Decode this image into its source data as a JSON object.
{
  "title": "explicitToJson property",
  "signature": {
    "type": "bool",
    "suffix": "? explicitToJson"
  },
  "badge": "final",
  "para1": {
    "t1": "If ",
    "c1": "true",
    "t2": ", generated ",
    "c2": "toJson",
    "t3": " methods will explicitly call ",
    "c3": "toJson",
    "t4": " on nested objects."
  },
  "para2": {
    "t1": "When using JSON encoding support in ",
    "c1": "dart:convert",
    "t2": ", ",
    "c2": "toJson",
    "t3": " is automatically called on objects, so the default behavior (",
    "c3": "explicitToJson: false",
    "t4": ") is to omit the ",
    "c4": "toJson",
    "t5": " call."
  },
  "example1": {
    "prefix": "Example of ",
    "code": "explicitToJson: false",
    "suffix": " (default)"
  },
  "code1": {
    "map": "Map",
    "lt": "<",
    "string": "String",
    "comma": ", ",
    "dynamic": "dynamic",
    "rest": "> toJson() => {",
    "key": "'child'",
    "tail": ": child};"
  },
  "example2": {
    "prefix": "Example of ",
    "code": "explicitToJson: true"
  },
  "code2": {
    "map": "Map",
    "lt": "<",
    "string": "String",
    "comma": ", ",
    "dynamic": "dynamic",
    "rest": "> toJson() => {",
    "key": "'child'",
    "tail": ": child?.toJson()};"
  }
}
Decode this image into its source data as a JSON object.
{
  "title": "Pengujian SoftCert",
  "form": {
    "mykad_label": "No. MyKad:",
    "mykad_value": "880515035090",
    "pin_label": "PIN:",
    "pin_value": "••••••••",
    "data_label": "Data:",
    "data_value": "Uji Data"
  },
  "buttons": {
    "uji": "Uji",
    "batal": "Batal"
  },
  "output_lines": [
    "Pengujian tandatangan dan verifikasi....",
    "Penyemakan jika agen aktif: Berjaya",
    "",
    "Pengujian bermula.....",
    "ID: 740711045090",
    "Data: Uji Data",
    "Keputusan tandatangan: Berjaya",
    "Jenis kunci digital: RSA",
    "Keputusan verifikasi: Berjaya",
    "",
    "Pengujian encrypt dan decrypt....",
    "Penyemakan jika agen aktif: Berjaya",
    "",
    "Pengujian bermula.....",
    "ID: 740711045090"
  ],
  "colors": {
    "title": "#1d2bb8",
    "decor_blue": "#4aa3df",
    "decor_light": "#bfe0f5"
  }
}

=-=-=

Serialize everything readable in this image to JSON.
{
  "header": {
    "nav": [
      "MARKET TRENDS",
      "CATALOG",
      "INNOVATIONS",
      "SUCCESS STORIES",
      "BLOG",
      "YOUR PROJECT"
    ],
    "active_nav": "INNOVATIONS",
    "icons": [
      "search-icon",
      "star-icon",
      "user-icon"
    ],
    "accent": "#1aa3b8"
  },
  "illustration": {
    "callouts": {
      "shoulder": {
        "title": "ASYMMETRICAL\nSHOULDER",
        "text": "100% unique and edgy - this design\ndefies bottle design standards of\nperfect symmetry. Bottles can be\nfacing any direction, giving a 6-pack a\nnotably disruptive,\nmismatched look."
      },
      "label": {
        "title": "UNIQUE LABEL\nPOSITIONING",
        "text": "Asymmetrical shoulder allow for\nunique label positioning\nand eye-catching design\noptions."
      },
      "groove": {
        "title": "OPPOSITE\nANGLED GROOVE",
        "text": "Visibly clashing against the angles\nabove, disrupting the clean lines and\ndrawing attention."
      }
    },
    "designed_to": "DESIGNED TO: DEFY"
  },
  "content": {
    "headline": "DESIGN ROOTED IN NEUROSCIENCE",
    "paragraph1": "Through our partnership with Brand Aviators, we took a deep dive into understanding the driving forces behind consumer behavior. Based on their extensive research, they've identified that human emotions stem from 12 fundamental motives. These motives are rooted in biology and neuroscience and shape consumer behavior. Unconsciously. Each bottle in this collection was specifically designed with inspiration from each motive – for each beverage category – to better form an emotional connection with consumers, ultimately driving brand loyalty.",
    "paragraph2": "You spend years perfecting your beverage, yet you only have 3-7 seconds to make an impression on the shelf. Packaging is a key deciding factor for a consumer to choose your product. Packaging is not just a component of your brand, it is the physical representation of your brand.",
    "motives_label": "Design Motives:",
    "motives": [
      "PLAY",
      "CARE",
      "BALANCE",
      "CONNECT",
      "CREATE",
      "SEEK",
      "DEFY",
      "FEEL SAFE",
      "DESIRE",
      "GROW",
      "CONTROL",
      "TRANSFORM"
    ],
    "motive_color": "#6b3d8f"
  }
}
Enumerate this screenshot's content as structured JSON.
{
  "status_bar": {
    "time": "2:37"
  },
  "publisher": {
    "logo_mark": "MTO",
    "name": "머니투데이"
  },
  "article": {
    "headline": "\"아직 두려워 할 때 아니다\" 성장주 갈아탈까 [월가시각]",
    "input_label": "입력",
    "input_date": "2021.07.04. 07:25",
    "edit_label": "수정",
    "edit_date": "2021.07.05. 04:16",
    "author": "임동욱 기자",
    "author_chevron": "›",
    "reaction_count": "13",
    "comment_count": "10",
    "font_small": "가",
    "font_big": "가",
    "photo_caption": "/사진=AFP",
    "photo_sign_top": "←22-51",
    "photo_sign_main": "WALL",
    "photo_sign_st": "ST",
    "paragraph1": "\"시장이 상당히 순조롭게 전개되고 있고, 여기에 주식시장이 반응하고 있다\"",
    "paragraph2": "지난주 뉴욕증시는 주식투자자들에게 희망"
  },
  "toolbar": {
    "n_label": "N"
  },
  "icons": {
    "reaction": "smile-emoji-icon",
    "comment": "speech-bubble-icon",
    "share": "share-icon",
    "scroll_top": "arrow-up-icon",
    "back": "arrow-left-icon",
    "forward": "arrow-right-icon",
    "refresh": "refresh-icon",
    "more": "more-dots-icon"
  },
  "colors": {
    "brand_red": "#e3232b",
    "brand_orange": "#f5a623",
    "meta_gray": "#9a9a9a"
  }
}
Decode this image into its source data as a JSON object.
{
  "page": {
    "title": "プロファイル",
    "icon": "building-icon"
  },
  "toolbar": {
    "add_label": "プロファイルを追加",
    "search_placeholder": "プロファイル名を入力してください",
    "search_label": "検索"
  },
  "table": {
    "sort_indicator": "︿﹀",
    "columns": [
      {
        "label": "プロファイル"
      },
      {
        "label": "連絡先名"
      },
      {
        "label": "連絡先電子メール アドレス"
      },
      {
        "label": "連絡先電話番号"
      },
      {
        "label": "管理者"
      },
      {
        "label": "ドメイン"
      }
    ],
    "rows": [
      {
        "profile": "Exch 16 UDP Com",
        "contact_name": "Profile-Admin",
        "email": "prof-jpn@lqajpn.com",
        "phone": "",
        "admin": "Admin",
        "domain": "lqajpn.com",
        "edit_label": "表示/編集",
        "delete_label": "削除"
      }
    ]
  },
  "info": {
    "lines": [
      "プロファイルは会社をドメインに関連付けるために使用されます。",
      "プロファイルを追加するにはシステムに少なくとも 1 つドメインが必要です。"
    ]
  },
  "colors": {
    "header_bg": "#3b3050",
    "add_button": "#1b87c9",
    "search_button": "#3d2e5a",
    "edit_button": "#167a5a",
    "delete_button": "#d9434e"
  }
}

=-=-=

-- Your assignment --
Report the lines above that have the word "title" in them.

-- Task output --
  "title": "explicitToJson property",
  "title": "Pengujian SoftCert",
    "title": "#1d2bb8",
        "title": "ASYMMETRICAL\nSHOULDER",
        "title": "UNIQUE LABEL\nPOSITIONING",
        "title": "OPPOSITE\nANGLED GROOVE",
    "title": "プロファイル",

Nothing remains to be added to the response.